Last, but certainly not least, we come to Saladin Ahmed and Sami Kivela’s Abbott #1, the first of a four-part series from Boom! Studios. Ahmed is best known as a sci-fi novelist, and certainly his other comics project of recent vintage, Marvel’s Black Bolt (with art by Christian Ward) falls more firmly within his genre wheelhouse, but damn if he doesn’t prove in just 22 pages here that he’s anything but a “one-trick pony.” This comic plants you right in its world (1972 Detroit) right off the bat, and protagonist Elena Abbott is the most immediately-engrossing character I’ve come across in a “major independent” book in some time. Ahmed has clearly put a lot of thought into her realization, and while the blaxploitation influence on this story is hardly hidden, Abbott’s not just some Pam Grier clone, and the situation she fins herself in is more The Serpent And The Rainbow than it is Friday Foster. All of which means, I suppose, that comparisons to Sugar Hill are likely inevitable, but for my money I think the vibe Ahmed’s going for is more an occult take on Detroit 9000. We shall see, but all signs point in that direction.
As for the art, Kivela’s got the whole gritty thing down — the world he’s drawing looks and feels very much “lived in” and he manages to convey plenty of authenticity without, it would seem, falling back on the crutch of photo-referencing too heavily. Abbott has a visual style to match its script and its protagonist — real, resonant, and right in the middle of it all, and while the socio-political climate portrayed is very much of the “vintage” variety, the issues at its core are hardly dated. Hell, the depressing truth is that they’ve more relevant than ever in Trump’s America. Quick summation : this is a comic not to be missed under any circumstances — so, ya know, don’t.
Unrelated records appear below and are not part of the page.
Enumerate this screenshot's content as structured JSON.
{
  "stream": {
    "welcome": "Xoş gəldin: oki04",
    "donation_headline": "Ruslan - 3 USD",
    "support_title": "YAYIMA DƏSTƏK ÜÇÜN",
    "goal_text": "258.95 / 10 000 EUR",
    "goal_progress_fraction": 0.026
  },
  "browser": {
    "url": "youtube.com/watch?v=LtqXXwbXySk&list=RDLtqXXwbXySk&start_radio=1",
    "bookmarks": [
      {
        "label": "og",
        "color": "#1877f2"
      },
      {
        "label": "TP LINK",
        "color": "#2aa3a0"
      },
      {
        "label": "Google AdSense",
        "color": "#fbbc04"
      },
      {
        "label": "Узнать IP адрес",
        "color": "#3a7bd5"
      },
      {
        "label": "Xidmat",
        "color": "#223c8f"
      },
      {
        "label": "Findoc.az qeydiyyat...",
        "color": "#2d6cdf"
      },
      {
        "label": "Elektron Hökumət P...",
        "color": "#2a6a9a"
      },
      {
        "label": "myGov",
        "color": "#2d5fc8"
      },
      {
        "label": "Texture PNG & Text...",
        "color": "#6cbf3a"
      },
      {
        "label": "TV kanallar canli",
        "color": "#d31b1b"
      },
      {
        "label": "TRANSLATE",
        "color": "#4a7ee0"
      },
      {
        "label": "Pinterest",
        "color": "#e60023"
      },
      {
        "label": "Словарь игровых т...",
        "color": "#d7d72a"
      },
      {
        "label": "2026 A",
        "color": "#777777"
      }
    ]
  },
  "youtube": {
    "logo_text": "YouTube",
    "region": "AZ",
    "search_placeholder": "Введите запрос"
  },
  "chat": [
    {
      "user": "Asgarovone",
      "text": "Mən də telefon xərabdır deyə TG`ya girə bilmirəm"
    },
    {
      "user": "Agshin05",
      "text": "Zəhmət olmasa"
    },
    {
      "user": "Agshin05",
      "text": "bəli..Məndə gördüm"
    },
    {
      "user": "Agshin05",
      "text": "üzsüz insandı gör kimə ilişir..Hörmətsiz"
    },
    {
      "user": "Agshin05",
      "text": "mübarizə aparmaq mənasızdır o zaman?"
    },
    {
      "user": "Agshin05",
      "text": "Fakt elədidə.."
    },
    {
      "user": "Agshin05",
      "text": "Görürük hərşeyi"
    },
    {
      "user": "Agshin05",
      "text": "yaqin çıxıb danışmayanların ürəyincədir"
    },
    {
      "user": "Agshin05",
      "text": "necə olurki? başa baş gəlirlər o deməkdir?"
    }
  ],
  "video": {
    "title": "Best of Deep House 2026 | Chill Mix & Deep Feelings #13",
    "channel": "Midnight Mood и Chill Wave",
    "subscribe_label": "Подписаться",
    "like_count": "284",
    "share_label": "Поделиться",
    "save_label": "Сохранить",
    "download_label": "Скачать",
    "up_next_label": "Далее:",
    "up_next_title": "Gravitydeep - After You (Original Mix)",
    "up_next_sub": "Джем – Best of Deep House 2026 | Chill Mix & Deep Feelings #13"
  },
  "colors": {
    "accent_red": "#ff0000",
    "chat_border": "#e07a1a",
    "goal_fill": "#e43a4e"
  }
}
And that should do it for this week. A sad one to be sure but one that, nevertheless, offers some rays of hope for the medium that Mark Campos devoted so much of his life to. Join me back here in seven days for a round-up that will, hopefully, be written under far happier circumstances than this one was.